§ About this task
Scan the entries that follow for the word "name", then report every line in which it appears.

§ Data
══════════
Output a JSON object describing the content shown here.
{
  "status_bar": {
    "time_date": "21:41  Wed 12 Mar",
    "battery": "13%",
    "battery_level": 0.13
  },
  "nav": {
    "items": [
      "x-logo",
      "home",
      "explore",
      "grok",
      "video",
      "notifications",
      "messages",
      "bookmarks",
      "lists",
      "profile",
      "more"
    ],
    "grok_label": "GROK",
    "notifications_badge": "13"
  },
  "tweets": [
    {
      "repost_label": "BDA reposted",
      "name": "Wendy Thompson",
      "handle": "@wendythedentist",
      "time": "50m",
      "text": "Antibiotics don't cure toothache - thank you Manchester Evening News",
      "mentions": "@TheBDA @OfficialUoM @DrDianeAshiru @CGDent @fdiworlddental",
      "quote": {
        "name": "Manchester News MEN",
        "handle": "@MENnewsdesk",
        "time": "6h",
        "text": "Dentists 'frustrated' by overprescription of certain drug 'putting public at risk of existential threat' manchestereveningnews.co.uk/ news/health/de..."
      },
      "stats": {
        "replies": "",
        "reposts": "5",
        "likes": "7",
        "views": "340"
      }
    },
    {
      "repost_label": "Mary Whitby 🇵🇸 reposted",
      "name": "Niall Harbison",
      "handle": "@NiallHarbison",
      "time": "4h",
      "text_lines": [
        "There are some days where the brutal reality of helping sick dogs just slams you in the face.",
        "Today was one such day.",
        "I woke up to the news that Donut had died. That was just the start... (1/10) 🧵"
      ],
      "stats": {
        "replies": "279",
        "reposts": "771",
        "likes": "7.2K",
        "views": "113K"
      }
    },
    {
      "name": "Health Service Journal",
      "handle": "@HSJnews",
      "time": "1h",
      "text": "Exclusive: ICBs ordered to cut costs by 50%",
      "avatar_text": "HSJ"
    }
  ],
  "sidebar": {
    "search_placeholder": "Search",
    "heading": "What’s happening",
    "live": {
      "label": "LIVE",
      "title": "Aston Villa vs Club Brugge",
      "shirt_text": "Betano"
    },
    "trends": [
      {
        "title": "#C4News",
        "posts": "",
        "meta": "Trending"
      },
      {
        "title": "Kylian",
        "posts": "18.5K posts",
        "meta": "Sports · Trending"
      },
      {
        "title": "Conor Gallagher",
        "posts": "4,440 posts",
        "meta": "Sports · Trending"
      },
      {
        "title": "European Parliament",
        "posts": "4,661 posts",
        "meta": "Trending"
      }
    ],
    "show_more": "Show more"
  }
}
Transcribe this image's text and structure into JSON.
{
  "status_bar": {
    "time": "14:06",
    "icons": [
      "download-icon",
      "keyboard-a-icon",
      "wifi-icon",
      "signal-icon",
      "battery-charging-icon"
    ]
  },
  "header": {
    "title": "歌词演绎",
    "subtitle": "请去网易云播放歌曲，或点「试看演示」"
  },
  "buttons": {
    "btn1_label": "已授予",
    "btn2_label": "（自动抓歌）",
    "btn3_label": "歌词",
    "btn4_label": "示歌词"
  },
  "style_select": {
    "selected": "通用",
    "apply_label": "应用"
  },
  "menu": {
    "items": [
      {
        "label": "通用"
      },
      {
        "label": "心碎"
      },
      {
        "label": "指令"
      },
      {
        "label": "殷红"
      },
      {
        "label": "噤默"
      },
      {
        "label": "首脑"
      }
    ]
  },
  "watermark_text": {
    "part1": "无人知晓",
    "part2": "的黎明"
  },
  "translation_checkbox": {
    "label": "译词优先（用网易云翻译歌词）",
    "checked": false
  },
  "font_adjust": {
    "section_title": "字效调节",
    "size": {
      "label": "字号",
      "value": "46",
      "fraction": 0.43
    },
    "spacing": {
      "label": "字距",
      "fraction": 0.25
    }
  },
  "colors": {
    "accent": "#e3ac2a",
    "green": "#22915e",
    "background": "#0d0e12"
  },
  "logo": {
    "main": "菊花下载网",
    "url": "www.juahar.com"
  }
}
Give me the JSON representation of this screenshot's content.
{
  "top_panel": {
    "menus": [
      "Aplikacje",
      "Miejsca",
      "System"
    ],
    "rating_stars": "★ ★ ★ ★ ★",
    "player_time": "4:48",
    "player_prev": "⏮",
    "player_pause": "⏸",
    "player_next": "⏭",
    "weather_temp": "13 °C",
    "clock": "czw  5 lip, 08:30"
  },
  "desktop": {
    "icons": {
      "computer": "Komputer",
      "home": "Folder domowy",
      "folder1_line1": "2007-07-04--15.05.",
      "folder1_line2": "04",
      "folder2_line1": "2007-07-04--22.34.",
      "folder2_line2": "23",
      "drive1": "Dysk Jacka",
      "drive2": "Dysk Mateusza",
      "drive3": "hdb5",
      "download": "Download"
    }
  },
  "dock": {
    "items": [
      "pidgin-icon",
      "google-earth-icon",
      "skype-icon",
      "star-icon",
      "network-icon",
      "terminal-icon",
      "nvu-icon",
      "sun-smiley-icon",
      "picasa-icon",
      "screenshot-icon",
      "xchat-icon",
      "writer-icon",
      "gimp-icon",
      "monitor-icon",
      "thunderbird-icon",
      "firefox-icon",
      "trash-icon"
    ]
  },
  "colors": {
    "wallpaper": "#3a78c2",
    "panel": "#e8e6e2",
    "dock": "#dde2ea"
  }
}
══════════
§ Expected answer
      "name": "Wendy Thompson",
        "name": "Manchester News MEN",
      "name": "Niall Harbison",
      "name": "Health Service Journal",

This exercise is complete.